- **DATA TO PROCESS**
----
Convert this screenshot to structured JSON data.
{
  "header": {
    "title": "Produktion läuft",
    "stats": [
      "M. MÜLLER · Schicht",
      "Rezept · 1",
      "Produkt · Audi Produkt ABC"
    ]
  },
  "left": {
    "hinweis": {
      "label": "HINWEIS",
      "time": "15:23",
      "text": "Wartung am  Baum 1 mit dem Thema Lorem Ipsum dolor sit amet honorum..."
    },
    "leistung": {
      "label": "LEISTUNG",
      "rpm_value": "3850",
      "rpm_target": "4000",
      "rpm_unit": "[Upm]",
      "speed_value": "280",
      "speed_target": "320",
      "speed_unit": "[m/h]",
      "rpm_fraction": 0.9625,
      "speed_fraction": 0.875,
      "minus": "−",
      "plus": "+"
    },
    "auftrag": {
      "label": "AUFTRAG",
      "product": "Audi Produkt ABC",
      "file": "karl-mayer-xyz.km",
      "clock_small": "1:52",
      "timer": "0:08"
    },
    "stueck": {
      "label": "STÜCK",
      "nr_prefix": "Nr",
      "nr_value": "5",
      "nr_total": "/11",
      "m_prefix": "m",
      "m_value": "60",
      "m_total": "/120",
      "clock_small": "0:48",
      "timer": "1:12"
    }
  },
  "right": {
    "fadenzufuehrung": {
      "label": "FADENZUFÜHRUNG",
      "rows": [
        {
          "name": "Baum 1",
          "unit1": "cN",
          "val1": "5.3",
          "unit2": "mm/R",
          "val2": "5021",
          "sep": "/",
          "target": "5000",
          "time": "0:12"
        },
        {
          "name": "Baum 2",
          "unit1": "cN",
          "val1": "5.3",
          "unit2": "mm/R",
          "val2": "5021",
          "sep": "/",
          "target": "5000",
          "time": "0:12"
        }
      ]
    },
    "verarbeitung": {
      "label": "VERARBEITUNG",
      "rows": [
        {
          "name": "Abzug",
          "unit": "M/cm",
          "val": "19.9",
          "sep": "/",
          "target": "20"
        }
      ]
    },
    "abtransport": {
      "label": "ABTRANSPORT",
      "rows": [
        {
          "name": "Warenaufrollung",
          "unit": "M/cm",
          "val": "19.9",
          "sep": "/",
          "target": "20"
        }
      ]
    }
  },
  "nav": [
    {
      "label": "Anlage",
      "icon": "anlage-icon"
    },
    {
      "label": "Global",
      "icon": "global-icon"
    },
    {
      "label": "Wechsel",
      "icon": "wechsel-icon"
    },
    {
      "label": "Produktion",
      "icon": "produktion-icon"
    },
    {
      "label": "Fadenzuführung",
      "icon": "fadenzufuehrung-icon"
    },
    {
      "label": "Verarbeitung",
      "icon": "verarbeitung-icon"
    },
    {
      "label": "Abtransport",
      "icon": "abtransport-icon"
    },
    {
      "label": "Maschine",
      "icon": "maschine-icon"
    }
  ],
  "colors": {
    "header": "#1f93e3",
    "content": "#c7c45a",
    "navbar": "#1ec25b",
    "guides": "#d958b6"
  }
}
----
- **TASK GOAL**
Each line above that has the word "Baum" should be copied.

- **ANSWER FOR THIS EXERCISE**
      "text": "Wartung am  Baum 1 mit dem Thema Lorem Ipsum dolor sit amet honorum..."
          "name": "Baum 1",
          "name": "Baum 2",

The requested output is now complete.